Mark Ottens, Untitled (circles), 2020.Ink and acrylic on paper, 7.5 x 7.5 inches. $250 (unframed)
I Work at a Desk
I work at a desk. What I do is desk work. A childhood standing lamp provides illumination from the left. The desk I work on was constructed by my father when I was maybe in the first grade. The desk itself is made from a door. I work on a door then.
A door is something we pass through. We go into a door, and we come out of a door.
The surface of the desk is painted blue, a shade of blue that the sea does sometimes take on. At the far side of the sea is the horizon line. That we can see, and the sky above, a backdrop for the varying formation of cloud, the moving of the sun and the soaring of the gulls. What is beneath can only really be imagined. It is a vastness mostly unknowable. Occasionally we are afforded a glimpse. Cast a line, pull out the creature that has taken the bait. The remembrance of the taste of brine. The sound of a conch held to the ear. The slight wiggle of sea cucumber. The mournful solo of an ill-clad shrimp on a cracked half clamshell.
I am working on constructing an endless deck of cards. They are cards for a game that is now forgotten. A deck of cards for a game whose directions have been long ago and forever lost. The rules of play, parameters blurred. The object unknowable. Pitching dice in the dark.
Mark Ottens graduated from the School of Art Institute of Chicago in 1992. He completed his MFA in 1995 at the University of Illinois in Chicago. The UIC, at the time, emphasized conceptual art and painting. Ottens' work became increasingly focused on elements of color, pattern and abstraction. His current work features richly layered patterns that build into jewel like paintings. His work was included in Portrait Society Gallery's group exhibition, "Drawn Out," in 2017. A solo exhibition of his work, "Linger On," was presented at the gallery in 2019. Ottens is also represented by Carl Hammer Gallery in Chicago, and previously by Tory Folliard Gallery, Milwaukee.
ARTISTS RESPOND TO MARK OTTEN'S WORK
Each week we ask other artists in the show and sometimes special guests to comment about the featured artist's work.
Almost 30 years ago, I had the opportunity to roam the halls of the Art Institute of Chicago for several uninterrupted days. It was my first exposure to an art museum in the United States. Given the luxury of time, I went out of my way to explore remote corners of the museum that seemed like hidden chambers. One such chamber was the glass paper weight room. Arranged in vitrines on beautifully lit shelves of clear glass, the paper weights glowed like jewels.

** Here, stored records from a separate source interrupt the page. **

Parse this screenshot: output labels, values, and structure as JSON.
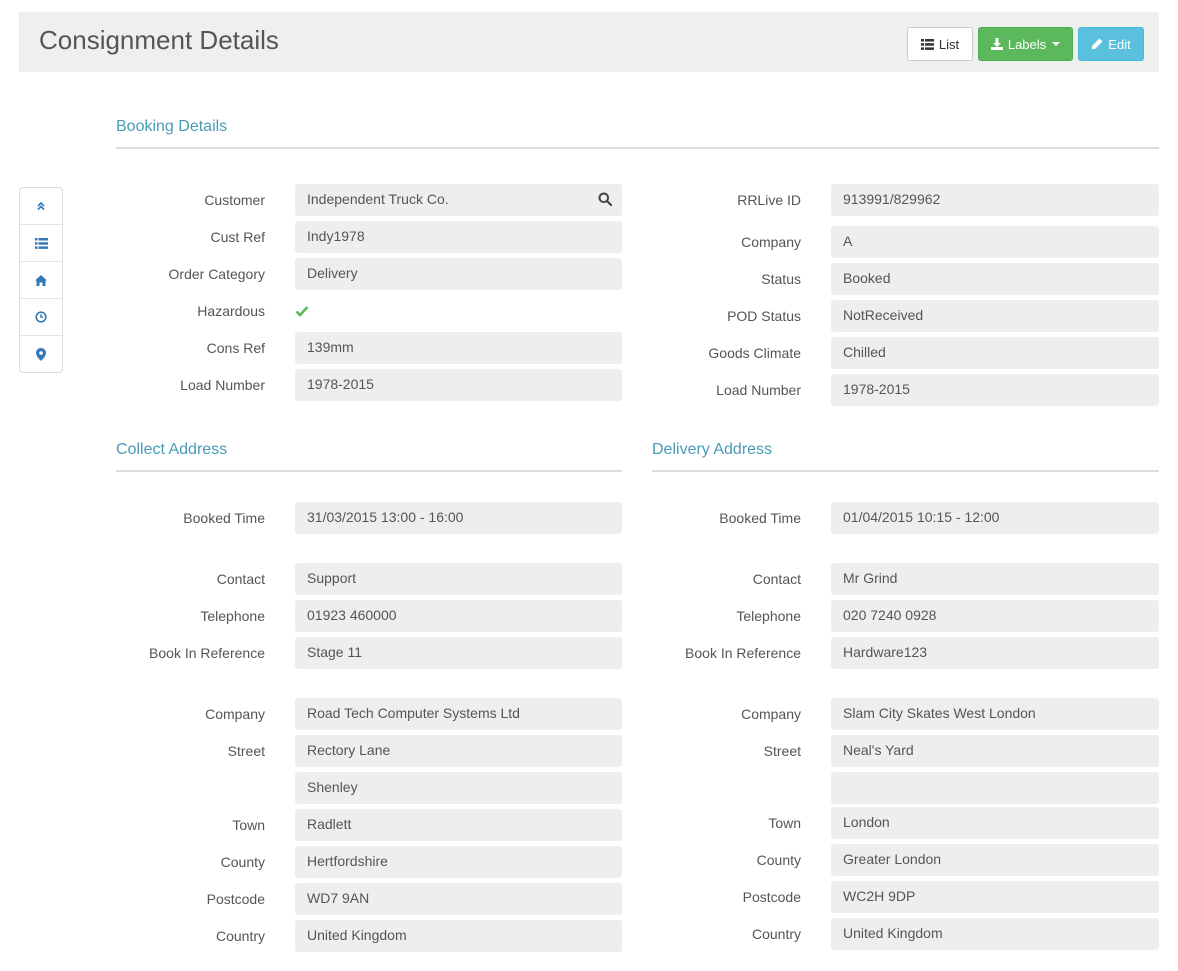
{
  "header": {
    "title": "Consignment Details",
    "list_label": "List",
    "labels_label": "Labels",
    "edit_label": "Edit"
  },
  "sidenav": {
    "items": [
      {
        "icon": "chevron-double-up-icon"
      },
      {
        "icon": "list-icon"
      },
      {
        "icon": "home-icon"
      },
      {
        "icon": "clock-icon"
      },
      {
        "icon": "map-marker-icon"
      }
    ]
  },
  "booking": {
    "heading": "Booking Details",
    "customer_label": "Customer",
    "customer_value": "Independent Truck Co.",
    "cust_ref_label": "Cust Ref",
    "cust_ref_value": "Indy1978",
    "order_category_label": "Order Category",
    "order_category_value": "Delivery",
    "hazardous_label": "Hazardous",
    "hazardous_checked": true,
    "cons_ref_label": "Cons Ref",
    "cons_ref_value": "139mm",
    "load_number_label": "Load Number",
    "load_number_value": "1978-2015",
    "rrlive_id_label": "RRLive ID",
    "rrlive_id_value": "913991/829962",
    "company_label": "Company",
    "company_value": "A",
    "status_label": "Status",
    "status_value": "Booked",
    "pod_status_label": "POD Status",
    "pod_status_value": "NotReceived",
    "goods_climate_label": "Goods Climate",
    "goods_climate_value": "Chilled",
    "load_number2_label": "Load Number",
    "load_number2_value": "1978-2015"
  },
  "collect": {
    "heading": "Collect Address",
    "booked_time_label": "Booked Time",
    "booked_time_value": "31/03/2015 13:00 - 16:00",
    "contact_label": "Contact",
    "contact_value": "Support",
    "telephone_label": "Telephone",
    "telephone_value": "01923 460000",
    "book_in_ref_label": "Book In Reference",
    "book_in_ref_value": "Stage 11",
    "company_label": "Company",
    "company_value": "Road Tech Computer Systems Ltd",
    "street_label": "Street",
    "street_value": "Rectory Lane",
    "street2_value": "Shenley",
    "town_label": "Town",
    "town_value": "Radlett",
    "county_label": "County",
    "county_value": "Hertfordshire",
    "postcode_label": "Postcode",
    "postcode_value": "WD7 9AN",
    "country_label": "Country",
    "country_value": "United Kingdom"
  },
  "delivery": {
    "heading": "Delivery Address",
    "booked_time_label": "Booked Time",
    "booked_time_value": "01/04/2015 10:15 - 12:00",
    "contact_label": "Contact",
    "contact_value": "Mr Grind",
    "telephone_label": "Telephone",
    "telephone_value": "020 7240 0928",
    "book_in_ref_label": "Book In Reference",
    "book_in_ref_value": "Hardware123",
    "company_label": "Company",
    "company_value": "Slam City Skates West London",
    "street_label": "Street",
    "street_value": "Neal's Yard",
    "street2_value": "",
    "town_label": "Town",
    "town_value": "London",
    "county_label": "County",
    "county_value": "Greater London",
    "postcode_label": "Postcode",
    "postcode_value": "WC2H 9DP",
    "country_label": "Country",
    "country_value": "United Kingdom"
  },
  "colors": {
    "accent": "#4a9bb5",
    "success": "#5cb85c",
    "info": "#5bc0de",
    "icon_blue": "#337ab7",
    "field_bg": "#eeeeee"
  }
}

It is then that I learned about "millefiori"- "mille" (thousand) and "fiori" (flowers) - a glassmaking technique dating to the 7th century and popularized in the 15th and 18th centuries by Italian glassmakers.
Mark Ottens' work made me think of this collection of paper weights after a long time. It seems like he examines the world in "cross sections" like the slice of a stem under a microscope. The labor intensive intricate detail with pops of bright color reminds me of cross sections of multi-colored glass canes gathered and fused together; sliced and rearranged over and over again before being suspended in clear glass spheres forming micro universes. Such work always begs the question, how far can you go in dividing and splitting? Will we ever get to the end or is it an infinite journey?
If I move my eyes over the surface of Mark's drawings, I get a very intriguing spatial experience. They are often laid out in a field pattern that has the ability to go back and forth.
In many of the drawings there are a number of heads. The heads occupy different planes. Some want to come forward and others are very far away. Some come forward initially and then their surroundings push them back. Some seem flat and others are modeled or move between the two.
A film of paint reads as flat and simultaneously might reveal a deep space or suggest a third dimension. The white of the paper is obviously the surface of the paper and yet it reads strongly as space.
Moving my eyes across the surface becomes a kind of music which allows me to experience a variety of distances and dimensions.
Sometimes I go way back and then come forward. Objects feel flat and then modeled. I particularly enjoy moments when a tension exists where I don't know exactly where I should be, when I'm sensing a deep space and simultaneously feeling it come forward.
Tony Nickalls (PSG assistant)
Mark Ottens' drawings combine a number of elements that were seen in his retrospective at Portrait Society Gallery. There are echoes of his early work that reflect his training under some of the Chicago Imagists but also of his developed style of detailed ink drawings of patterns both natural and geometric. When these approaches are combined with his observation of faces, both real and cultural icons, the result is a complex, beautiful image that helps us see humanity afresh.
Lately when I attempt to quiet my breathing and empty my brain I first have to plow through a reckoning with our current reality. This can take a while, and involves breathing in the pain and chaos and breathing out compassion and light for everyone.
When I look at Ottens' work my first thought is here is someone who absolutely loves doing his art. The people and layers are so expressive of our vulnerability right now, and the way everything is entangled. We are inside as we have always been and always will be and there is no getting out of it. The intense color and pattern adds delight, because the thing about us humans is that we are pretty amazing. These drawings are a bittersweet reminder of that.